The riveting Test matches which have just taken place in Mumbai and Adelaide showed exactly why Test cricket is still the very best form of the game.
I tweeted that sentiment on Monday morning and was very pleased to see from the responses how many people agree with me in spite of the rise and rise of Twenty20.
When I was a player, Test cricket was always seen as the pinnacle of your career and that is the way it should always be.
There is definitely a place for 50-over and Twenty20 cricket in the game, but Test matches are where you really determine who are the very best players and which are the best teams.
Test matches are tactical battles that develop over a period of time and then suddenly accelerate out of nowhere. When this happens it provides a spectacle that can have you on the edge of your seat for hours.
In Mumbai, we had Kevin Pietersen's sensational innings as he catapulted England from a solid foundation to a commanding lead.
That was followed by the drama of two spinners working in tandem on a turning pitch with fielders crowded around the bat and the feeling that a wicket could fall with every ball.
Meanwhile, over in Adelaide we saw South Africa seemingly doomed to a defeat after Michael Clarke's double hundred, only for debutant Faf du Plessis to salvage a draw with an incredible rearguard innings on the final day.
Test match cricket tends to provide the sport's most unforgettable contests because it carries a level of tension that the shorter forms of the game struggle to replicate.

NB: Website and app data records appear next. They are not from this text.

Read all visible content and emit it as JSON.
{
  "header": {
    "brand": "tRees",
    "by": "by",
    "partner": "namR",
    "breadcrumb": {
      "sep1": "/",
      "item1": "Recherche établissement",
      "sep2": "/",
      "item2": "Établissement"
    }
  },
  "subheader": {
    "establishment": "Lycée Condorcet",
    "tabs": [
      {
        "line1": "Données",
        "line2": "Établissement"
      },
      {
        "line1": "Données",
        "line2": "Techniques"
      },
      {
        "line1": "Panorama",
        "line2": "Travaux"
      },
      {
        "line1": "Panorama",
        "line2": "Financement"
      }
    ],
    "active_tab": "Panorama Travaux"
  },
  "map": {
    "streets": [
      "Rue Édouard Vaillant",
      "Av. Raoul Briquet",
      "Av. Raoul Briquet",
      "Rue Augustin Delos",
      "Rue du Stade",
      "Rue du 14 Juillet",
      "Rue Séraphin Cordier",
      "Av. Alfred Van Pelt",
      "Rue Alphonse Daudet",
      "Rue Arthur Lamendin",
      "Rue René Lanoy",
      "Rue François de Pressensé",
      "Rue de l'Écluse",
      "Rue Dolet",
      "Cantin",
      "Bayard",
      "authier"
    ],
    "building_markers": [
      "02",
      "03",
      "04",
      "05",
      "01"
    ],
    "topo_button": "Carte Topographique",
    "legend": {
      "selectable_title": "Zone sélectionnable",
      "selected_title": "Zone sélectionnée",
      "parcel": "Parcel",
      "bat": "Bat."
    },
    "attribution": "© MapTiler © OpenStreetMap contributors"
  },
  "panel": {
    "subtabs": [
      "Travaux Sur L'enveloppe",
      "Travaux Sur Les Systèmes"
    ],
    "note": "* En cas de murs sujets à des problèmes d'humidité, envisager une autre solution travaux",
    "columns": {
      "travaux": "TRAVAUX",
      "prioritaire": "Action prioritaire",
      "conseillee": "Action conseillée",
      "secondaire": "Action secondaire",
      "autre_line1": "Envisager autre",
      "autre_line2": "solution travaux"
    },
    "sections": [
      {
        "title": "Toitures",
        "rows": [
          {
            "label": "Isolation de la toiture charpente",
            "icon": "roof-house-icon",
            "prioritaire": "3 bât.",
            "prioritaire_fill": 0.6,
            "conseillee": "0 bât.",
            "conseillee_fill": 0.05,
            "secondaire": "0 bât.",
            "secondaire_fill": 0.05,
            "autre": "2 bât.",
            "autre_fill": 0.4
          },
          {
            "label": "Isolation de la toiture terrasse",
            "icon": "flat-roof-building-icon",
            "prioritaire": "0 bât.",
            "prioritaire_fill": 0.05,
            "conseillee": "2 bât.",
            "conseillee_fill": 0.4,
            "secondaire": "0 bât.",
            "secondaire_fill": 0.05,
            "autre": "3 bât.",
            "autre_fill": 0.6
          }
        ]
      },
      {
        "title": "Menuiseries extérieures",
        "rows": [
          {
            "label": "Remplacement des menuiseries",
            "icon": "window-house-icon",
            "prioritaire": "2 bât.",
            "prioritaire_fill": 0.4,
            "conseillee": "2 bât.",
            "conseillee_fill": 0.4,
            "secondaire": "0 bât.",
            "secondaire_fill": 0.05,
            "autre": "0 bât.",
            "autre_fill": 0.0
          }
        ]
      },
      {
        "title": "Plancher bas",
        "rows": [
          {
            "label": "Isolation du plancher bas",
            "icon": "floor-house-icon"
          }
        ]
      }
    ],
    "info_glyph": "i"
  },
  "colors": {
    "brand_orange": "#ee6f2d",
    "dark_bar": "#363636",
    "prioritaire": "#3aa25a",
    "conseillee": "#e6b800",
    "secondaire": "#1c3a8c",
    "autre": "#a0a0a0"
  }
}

I ask you, as cricket fans, how many of you can honestly remember six top-class one-day internationals? Alternatively, if I ask you to recall the scores in all three series between England and South Africa last summer (without using search engines please!) in the differing formats which one do you remember first?
Despite their potential to provide thrilling sporting drama, not nearly enough Test matches around the world are selling out and I think the governing bodies need to work harder on the marketing and promoting of the five-day game.
When I turn up in a city on the day before a Test match, whether in England or elsewhere in the world, I very rarely see a billboard, poster or sign flagging up the fact that Test cricket is going to be staged in that city. When I turn on the television, I never see an advert promoting ticket sales for an upcoming Test match.
I also believe that the condition of the pitch is fundamental to the attraction of Test cricket. I don't want to see a game played on a batsman's paradise where you know after the first day that it is going to be a high scoring yet dull draw.
As the match in Mumbai has shown, if a pitch has enough in it for the bowlers, the quality and excitement levels are much higher.
You can't ever guarantee people are going to walk through the turnstiles, but if you prepare a surface that is going to produce a positive result then you have a much better chance of a tough-fought contest which the public like to see.
The biggest challenge for the sport's administrators is to find the right balance between the three forms of the game and avoid overkill.
If Twenty20 is like fast food, then Test cricket is Michelin-star dining. Not everyone wants fast food all the time, but equally not everyone wants a constant diet of high-end cuisine.
These days there are so many matches being staged that they are losing context and ceasing to be viewed as big events by the cricket-watching public and sometimes by the players too.
If we want to enthuse people, we need to make sure that every international match regardless of the format is deemed to be a huge occasion. When it comes to cricket, it should be about quality, not quantity. Sometimes less can mean more.